Perhaps you’re thinking I was rash in quitting like that, considering the times we’re living in and I wouldn’t blame you.   But I believe we should only accept those jobs or projects that will challenge us to be better and do better.  This philosophy doesn’t necessarily equate to high paying jobs.   In fact the job I took after that one was a low wage job at a clinic.   I learned on the job and I was challenged everyday by what I saw and the stories I heard.   

So if there is a point to this, it’s this. Don’t settle.  Ever. Not with the wrong partner or the wrong hair-do or the wrong job or the wrong story.  



Do. Because it’s good for you.

In my twenties I read every self-help book I could lay my hands on.  This included classics like Norman Vincent Peale’s Power of Positive Thinking, James Allen’s As a Man Thinketh and the lesser known but equally worthy Florence Scovel Shinn’s The Game of Life.  I was hungry for knowledge, especially any so called ‘secret’ knowledge that would get me promoted quicker or married sooner or making millions.   The problem was I was going to scale mountains, this included Mt. Everest, in my twenties.  I was going to own my own house and I was going to be married by the time I was thirty and it was all going to happen because I had a vision board on a wall of my small apartment bedroom. 

It certainly didn’t help that I was a lazy cow or that I thought that if I stared long enough at Brad Pitt he would call or that the dollars would translate into lottery millions.  He didn’t and I didn’t win the lottery.  Well, not yet. 

I still plan on achieving certain S.M.A.R.T (Specific, Measurable, Achievable, Realistic, Timely) goals that, back then in my twenties, were certainly S.M.A.R.T.  Not so much now. Like, living with a jungle tribe in the Amazon or learning how to touch my head with my feet while doing a handstand in yoga (known as the Handstand Scorpion). 

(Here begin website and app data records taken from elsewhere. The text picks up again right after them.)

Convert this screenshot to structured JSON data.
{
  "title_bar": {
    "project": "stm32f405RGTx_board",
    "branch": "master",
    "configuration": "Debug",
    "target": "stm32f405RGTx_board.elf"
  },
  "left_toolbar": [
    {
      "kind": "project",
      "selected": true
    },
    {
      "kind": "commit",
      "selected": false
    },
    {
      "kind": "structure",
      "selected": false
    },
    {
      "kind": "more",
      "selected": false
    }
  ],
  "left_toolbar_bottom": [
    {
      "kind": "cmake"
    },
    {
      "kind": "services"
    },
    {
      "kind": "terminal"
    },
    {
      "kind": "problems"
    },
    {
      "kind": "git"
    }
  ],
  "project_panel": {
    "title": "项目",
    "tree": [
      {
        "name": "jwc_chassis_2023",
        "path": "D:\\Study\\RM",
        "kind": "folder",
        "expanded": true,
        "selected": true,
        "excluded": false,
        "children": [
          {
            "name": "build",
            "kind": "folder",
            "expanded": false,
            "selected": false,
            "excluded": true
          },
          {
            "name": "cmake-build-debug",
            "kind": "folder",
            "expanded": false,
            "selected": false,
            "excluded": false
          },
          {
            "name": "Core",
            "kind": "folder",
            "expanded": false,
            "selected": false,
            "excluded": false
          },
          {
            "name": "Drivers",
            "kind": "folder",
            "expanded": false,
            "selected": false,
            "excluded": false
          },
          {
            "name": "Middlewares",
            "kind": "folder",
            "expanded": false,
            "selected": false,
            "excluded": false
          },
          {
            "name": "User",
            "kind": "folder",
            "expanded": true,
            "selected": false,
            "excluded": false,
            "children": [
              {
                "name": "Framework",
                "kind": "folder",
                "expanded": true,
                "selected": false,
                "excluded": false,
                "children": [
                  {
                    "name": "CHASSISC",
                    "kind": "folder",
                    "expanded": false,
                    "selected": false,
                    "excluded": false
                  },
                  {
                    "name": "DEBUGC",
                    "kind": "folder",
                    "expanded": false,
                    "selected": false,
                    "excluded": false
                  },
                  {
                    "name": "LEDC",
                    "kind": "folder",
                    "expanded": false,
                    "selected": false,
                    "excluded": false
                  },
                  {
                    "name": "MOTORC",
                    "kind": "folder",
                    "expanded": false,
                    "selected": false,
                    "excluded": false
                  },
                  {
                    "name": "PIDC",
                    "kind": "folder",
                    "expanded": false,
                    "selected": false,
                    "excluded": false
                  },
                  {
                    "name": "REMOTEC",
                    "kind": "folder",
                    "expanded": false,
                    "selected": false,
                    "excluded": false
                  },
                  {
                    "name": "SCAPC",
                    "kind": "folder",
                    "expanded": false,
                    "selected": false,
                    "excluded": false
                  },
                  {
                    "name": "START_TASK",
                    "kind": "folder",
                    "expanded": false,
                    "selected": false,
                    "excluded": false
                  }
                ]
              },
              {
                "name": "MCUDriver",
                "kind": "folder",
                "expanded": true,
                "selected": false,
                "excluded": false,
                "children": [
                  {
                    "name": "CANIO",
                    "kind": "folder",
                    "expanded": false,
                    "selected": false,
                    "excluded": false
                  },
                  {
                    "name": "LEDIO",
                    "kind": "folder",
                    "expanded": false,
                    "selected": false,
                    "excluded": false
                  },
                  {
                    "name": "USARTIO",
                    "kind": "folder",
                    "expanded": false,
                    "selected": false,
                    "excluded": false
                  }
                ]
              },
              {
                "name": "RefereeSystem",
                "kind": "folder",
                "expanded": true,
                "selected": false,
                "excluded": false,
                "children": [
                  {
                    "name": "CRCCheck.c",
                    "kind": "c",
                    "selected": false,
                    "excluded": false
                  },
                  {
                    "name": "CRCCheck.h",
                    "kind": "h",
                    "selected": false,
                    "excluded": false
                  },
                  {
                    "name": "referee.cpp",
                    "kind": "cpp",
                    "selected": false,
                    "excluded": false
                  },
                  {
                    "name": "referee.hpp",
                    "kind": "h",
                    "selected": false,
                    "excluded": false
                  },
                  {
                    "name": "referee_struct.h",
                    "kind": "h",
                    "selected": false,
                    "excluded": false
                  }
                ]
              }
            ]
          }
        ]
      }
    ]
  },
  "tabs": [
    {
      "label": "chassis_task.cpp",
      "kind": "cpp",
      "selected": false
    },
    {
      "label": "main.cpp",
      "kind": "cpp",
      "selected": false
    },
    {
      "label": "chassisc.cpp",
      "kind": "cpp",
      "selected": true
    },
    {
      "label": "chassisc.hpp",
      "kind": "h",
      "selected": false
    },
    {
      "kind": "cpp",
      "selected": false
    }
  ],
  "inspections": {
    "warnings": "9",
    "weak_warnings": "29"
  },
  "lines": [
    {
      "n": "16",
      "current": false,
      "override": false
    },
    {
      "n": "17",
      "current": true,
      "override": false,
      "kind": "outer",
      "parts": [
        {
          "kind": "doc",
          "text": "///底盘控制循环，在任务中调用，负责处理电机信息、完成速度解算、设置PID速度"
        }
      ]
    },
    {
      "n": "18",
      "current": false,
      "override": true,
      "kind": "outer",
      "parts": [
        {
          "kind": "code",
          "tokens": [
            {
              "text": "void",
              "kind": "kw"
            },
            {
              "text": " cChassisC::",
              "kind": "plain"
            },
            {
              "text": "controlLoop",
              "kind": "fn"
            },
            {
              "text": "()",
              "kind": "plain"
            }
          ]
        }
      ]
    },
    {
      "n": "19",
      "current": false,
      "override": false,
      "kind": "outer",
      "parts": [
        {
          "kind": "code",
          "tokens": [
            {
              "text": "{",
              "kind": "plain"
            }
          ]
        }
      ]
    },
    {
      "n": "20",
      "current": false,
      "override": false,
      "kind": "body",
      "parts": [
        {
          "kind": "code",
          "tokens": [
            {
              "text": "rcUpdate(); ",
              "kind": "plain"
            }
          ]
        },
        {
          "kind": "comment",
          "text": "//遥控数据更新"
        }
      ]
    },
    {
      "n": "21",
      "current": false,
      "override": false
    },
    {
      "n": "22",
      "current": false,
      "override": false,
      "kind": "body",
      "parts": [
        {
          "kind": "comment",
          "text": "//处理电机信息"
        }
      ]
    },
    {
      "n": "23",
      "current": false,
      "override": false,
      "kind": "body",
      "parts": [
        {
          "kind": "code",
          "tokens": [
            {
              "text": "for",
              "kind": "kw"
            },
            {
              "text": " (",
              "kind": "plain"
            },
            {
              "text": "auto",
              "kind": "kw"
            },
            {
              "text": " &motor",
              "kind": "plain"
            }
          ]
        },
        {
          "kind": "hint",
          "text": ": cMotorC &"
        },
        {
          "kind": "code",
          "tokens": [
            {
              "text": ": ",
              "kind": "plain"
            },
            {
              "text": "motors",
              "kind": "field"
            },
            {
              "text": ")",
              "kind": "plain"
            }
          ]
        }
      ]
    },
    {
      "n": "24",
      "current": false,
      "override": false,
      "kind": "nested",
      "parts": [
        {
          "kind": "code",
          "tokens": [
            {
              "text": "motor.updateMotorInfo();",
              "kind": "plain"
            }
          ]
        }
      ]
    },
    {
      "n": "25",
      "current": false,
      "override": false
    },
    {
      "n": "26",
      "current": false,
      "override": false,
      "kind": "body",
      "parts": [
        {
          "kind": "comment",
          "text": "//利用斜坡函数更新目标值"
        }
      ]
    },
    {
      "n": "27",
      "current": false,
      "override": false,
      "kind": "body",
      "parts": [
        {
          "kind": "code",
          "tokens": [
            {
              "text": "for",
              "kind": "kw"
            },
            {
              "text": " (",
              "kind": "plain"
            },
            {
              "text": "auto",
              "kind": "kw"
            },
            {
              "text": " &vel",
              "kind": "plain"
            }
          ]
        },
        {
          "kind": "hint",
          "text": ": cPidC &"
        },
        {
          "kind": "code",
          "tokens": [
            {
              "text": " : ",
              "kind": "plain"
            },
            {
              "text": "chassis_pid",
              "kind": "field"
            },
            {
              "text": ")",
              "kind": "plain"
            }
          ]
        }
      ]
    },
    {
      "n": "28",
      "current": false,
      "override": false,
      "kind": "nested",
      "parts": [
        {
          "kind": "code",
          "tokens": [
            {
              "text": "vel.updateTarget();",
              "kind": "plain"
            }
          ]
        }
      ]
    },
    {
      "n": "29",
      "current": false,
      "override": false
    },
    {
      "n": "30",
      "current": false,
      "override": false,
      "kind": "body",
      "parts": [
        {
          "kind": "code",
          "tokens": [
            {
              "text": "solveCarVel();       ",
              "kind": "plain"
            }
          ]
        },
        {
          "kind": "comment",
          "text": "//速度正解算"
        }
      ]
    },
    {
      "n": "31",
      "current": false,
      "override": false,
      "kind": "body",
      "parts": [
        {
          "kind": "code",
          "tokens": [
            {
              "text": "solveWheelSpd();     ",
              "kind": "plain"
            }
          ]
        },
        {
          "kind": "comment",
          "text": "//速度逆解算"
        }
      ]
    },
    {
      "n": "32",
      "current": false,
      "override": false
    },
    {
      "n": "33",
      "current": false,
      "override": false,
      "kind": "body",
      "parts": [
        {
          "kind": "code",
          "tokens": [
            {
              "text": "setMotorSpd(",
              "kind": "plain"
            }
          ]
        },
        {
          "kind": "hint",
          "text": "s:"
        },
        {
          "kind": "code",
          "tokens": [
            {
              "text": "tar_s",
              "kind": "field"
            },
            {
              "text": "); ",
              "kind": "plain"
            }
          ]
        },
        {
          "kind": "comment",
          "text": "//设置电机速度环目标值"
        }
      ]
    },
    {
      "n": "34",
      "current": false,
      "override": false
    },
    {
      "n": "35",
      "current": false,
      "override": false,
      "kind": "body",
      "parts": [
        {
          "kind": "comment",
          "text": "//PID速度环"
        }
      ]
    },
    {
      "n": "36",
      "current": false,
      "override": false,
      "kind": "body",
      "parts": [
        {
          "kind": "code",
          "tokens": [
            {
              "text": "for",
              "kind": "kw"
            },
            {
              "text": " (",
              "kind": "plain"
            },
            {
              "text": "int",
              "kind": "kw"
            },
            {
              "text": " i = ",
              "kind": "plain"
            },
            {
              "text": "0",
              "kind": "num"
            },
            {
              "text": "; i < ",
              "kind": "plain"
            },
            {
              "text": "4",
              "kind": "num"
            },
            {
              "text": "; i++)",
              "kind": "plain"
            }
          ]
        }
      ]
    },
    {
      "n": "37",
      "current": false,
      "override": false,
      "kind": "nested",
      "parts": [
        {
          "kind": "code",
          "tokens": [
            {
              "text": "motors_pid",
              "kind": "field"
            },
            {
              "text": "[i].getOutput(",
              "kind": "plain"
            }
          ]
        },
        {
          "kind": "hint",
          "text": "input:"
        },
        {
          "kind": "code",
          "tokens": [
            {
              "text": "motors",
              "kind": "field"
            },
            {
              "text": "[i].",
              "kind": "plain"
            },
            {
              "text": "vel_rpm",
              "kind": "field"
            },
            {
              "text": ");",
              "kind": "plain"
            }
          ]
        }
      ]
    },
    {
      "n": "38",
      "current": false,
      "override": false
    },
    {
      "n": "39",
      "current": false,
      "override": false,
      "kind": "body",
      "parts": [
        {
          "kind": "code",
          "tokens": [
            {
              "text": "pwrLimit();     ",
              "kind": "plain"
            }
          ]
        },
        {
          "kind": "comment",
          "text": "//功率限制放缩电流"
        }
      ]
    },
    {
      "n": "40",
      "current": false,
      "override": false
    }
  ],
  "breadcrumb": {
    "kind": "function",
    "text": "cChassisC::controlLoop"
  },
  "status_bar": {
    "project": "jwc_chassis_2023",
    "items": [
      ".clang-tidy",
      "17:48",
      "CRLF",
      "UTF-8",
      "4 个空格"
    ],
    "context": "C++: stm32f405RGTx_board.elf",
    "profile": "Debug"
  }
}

In order to achieve anything of substance you have to actually go for it and you have to work for it.  And work hard. And you have to do things you probably never imagined you would have to do like wait on tables or clean other peoples’ houses or run errands for your boss.  And it’s all good.  Because experience builds character and what writer (with perhaps the exception of Emily Dickinson) could not do with more experiences?